Thursday, January 22, 2009

Ketch or Yawl?

With all this mast inspection and analysis over the last week, we discovered what we hope is our "last surprise" with the rigging. It turns out the mizzen mast that came with the boat, is in fact for the yawl configuration, NOT the ketch rig. Here are the dirty details that led to this discovery. Too Short
  • Comparing the mast length to the original factory drawings for the ketch and the yawl reveals that it is too short for the ketch. Ketch configurations had a keel stepped mast with no spreaders, yawls had a deck stepped mast with a pair of swept spreaders. The mizzen mast in possession is too short by about eight to nine feet.
  • The beginning of the sail track is too high. It starts at about 7 feet from the bottom. This would give a sail with a luff dimension way too small for the ketch.
Can we use this Mizzen Mast? Recall from recent posts that we pretty much decided to stick with the original masts. But this discovery throws all that into question (again). First thought is to step this mizzen and use it anyway, but, even deck stepped, it is too short by about three feet. Is that a significant difference in terms of sail balance? I am not sure. To use this mizzen will require significant modifications: extending the sail track, grinding off welds, fitting a pair of spreaders, and splicing in some height (requires finding a matching extrusion). Also, chainplate placement would need to be revisited. Sounds like a lot of work for such a small mast. What about the Main Mast? The main mast matches that of the original ketch configuration. Fifty feet tall. The yawls, according to the drawings, had the 55 foot mast with double spreaders. So, it appears we got the right main mast for a ketch (whatever "right" means by now). What to do now? One could say "switch to a yawl!" That presents problems: it would require moving the main mast aft, and to do so, with the current layout as built, would result in a compression post in the face the moment you stepped forward of the galley. Nevermind the main mast is too short for the yawl. Another problem: I hate the look of the the yawl. What we are likely to do: seek professional help. The "designer" kind I mean (we got that "other" kind already covered). Thanks in Order One Last Mystery I'll finish this post with one last mystery that maybe you readers can help solve. Below is a picture on the spreader bracket from the main mast. Immediately to the right is bolted a double-holed tang where the two inner stays are attached. There is a single holed tang immediately to the left. What do you suppose that is for? Too close to the spreader to be any standing rigging leading downward. Even downward and aft! I see no evidence of a need for such attachment point on any drawings. Its not for the staysail (attachment exists higher up). Perhaps something to do with external halyards? anyone?
From Building a Westsail 42: Mast and Rig
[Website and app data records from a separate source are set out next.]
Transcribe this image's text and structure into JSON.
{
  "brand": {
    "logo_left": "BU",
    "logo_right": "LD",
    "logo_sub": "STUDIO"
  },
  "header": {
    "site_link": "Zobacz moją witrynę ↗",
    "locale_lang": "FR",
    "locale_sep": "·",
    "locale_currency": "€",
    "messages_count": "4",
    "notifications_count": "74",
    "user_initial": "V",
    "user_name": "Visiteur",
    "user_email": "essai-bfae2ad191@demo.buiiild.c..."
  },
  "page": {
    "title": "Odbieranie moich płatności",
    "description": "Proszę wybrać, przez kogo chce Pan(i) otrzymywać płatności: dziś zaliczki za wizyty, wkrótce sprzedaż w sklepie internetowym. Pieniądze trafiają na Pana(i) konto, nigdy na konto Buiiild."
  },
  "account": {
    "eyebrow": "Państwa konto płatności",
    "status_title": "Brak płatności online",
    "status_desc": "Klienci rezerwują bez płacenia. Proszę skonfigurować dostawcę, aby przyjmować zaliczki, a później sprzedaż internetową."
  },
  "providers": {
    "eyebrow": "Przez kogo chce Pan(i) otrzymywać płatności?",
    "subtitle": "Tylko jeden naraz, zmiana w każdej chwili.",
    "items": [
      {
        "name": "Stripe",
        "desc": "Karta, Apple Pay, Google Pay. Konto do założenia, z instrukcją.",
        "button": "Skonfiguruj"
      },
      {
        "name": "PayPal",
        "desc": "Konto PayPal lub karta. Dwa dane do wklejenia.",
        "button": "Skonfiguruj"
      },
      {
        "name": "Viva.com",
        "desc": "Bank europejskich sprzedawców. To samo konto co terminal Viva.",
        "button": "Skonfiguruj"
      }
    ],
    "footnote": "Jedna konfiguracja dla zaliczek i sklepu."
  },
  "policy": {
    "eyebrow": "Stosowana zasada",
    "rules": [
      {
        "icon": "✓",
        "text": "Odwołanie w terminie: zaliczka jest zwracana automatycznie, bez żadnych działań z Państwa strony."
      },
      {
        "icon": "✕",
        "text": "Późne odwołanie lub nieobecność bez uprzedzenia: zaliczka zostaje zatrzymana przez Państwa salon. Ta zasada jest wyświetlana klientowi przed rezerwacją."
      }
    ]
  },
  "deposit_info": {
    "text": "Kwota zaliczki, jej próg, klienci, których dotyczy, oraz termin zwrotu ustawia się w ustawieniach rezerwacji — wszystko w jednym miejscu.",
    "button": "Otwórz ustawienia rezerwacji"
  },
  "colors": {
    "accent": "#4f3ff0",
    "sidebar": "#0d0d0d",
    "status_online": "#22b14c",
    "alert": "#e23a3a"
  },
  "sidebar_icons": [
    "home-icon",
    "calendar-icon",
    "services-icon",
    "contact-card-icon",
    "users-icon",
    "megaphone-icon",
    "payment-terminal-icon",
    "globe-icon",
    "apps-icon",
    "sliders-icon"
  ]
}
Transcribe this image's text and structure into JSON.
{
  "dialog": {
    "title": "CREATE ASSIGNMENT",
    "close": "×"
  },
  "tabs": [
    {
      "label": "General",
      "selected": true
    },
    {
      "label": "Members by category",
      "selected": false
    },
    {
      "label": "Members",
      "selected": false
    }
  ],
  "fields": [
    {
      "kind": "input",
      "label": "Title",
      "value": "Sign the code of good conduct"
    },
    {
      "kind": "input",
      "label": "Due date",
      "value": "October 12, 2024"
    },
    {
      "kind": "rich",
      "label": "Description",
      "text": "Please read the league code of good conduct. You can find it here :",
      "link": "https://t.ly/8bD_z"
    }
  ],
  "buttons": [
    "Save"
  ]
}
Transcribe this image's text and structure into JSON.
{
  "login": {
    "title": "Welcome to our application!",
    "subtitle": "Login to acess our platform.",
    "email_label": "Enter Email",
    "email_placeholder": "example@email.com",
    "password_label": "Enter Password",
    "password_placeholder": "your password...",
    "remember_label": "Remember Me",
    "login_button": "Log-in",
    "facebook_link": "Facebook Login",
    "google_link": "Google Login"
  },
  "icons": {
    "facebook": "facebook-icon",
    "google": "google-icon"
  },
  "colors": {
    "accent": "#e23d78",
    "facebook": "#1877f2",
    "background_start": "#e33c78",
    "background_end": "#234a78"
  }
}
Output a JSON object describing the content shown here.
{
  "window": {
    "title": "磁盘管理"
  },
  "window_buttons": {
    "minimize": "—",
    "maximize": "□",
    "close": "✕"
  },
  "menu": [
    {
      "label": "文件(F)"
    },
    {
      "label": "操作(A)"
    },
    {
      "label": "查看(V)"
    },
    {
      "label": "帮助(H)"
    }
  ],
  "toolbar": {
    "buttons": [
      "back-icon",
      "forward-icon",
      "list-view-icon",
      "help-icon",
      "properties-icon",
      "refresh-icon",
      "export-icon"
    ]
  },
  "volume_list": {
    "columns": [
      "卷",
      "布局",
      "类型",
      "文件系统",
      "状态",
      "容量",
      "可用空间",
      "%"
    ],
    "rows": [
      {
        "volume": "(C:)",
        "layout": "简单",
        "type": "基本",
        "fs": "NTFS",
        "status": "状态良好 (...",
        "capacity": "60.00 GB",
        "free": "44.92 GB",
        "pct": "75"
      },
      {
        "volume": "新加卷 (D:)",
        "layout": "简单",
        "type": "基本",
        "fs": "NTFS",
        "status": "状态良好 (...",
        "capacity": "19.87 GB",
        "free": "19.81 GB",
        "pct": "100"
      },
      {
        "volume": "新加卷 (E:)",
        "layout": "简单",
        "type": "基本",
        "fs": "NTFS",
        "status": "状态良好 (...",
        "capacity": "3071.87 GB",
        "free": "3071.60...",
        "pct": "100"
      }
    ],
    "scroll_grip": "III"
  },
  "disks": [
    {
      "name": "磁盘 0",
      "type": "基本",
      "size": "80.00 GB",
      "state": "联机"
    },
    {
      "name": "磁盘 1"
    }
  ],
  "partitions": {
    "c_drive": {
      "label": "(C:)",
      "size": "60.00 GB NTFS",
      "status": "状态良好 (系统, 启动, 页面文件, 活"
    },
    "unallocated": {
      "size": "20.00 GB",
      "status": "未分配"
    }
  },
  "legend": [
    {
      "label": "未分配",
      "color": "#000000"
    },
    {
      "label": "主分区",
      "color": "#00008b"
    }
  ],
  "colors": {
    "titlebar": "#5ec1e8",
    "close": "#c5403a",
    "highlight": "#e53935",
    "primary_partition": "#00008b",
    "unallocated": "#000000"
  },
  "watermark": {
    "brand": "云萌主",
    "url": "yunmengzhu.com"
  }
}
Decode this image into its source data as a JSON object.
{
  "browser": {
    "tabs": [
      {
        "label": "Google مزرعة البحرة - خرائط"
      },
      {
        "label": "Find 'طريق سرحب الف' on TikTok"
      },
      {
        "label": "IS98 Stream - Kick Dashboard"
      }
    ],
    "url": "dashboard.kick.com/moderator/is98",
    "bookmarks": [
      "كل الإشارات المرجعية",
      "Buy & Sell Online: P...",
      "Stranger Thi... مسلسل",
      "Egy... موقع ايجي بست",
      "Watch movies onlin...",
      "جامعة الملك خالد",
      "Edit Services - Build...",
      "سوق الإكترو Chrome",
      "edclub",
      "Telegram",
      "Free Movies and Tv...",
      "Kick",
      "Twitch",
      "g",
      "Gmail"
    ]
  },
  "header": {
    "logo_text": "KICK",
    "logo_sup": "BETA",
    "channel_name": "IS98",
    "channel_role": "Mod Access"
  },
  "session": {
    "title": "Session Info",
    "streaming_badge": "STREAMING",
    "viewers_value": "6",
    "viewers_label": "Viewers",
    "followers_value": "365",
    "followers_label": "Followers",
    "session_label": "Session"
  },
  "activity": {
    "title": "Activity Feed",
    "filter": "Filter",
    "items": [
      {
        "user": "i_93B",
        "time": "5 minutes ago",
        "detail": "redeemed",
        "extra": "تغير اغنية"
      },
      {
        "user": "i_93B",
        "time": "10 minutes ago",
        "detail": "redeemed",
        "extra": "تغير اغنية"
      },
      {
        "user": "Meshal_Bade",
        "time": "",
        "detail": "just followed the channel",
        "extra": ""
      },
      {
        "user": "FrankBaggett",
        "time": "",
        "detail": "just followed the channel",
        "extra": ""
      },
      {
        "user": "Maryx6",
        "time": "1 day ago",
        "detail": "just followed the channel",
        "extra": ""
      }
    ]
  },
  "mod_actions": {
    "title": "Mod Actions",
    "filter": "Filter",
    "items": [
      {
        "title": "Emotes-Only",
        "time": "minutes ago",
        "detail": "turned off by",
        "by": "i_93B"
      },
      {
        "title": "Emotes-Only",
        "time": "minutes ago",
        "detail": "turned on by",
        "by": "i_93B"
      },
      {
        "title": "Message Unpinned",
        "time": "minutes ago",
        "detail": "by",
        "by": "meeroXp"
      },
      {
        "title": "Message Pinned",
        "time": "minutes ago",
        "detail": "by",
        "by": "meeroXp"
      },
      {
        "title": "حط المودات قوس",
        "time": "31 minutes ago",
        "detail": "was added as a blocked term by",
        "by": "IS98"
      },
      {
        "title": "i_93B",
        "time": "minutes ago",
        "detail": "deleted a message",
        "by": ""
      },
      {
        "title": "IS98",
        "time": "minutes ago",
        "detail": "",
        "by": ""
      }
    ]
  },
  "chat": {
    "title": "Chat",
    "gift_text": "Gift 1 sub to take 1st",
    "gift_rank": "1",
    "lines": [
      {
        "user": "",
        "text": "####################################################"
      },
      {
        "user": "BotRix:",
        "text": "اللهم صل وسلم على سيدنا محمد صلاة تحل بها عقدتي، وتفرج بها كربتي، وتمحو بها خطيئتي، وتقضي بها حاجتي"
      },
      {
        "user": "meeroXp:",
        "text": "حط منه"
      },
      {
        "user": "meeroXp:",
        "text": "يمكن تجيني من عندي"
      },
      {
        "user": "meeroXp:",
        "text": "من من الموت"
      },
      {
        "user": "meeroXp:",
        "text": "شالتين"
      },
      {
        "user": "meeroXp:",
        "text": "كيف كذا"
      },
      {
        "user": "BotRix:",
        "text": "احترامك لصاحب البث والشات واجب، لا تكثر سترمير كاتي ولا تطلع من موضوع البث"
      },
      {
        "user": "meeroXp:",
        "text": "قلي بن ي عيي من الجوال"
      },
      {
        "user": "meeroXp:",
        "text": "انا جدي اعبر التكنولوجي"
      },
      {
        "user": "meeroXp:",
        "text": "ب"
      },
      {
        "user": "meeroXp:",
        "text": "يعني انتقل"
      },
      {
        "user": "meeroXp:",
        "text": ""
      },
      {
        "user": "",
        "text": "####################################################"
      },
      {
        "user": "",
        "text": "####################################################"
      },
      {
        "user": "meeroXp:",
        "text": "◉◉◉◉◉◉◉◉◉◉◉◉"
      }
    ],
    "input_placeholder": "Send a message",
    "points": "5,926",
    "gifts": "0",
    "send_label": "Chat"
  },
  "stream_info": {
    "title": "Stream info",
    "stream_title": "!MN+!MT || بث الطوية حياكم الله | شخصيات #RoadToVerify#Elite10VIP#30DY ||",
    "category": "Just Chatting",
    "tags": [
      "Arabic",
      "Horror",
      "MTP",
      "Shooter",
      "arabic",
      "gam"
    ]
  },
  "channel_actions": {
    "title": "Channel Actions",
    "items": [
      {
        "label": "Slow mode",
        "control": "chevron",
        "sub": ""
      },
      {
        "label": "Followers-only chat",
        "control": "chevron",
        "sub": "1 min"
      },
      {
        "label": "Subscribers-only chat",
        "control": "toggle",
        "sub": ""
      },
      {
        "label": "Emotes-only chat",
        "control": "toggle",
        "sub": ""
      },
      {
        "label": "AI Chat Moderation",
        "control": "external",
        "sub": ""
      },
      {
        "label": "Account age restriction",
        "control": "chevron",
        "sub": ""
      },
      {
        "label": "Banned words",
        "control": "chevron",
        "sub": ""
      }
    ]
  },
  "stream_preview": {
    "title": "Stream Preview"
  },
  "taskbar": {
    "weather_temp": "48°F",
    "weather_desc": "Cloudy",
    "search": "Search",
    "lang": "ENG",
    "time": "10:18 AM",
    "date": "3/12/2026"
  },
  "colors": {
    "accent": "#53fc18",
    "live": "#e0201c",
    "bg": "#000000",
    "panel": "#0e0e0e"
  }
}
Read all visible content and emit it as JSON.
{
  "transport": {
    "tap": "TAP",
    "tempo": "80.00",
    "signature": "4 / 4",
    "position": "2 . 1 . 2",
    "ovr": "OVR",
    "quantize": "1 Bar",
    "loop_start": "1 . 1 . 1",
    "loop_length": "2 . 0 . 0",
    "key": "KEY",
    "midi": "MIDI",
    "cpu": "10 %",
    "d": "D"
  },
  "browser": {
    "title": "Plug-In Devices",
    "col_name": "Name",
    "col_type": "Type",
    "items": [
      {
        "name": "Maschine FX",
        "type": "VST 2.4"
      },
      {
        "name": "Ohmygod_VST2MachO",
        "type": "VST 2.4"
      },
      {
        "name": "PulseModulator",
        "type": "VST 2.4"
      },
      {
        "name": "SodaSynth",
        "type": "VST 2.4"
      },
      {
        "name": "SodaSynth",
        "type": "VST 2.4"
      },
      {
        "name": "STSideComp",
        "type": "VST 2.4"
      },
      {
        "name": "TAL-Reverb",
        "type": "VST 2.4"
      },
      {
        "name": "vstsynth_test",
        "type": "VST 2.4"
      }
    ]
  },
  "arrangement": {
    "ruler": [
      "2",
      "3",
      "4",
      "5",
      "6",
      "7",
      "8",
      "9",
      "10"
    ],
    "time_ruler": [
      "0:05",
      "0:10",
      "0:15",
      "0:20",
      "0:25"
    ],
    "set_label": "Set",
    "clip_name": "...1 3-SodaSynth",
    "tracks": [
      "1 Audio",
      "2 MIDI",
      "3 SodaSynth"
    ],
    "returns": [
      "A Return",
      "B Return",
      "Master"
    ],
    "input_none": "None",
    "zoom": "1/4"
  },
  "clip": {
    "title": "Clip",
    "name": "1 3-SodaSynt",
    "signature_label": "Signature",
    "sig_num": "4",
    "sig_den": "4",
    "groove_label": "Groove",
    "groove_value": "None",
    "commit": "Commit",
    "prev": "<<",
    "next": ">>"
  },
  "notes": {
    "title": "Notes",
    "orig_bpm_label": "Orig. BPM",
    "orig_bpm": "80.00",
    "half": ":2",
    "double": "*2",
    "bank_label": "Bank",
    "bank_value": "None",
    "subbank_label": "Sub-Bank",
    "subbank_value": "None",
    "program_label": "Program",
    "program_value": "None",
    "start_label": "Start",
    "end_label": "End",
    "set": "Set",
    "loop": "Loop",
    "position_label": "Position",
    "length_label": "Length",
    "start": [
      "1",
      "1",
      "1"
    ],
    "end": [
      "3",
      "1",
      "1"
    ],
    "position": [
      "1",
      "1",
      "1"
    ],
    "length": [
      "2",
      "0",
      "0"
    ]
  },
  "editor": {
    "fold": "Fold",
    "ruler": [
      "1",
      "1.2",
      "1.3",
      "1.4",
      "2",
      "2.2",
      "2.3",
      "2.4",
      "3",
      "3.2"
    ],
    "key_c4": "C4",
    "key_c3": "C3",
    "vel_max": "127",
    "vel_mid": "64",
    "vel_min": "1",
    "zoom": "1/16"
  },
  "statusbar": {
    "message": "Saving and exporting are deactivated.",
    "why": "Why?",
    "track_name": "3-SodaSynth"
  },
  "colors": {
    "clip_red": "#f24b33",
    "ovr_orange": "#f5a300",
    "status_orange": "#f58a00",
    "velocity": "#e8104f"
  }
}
The Incredible Hull said...

Ref the mystery. Running backstays is all I can come up with, but it should be higher up to counteract the staysail.

The Incredible Hull said...

Just to add to your misery, have you considered a sloop or cutter rig. The sloop would require along boom but it may be feasible. The Whitby 42's evolved into the Brewer 12.8 which was a cutter. The mast was moved aft, which might or might not be a major undertaking.

rj said...

Yeah, we considered a sloop/cutter way before this. Same problem. Compression post is too far aft and would get in the way walking forward.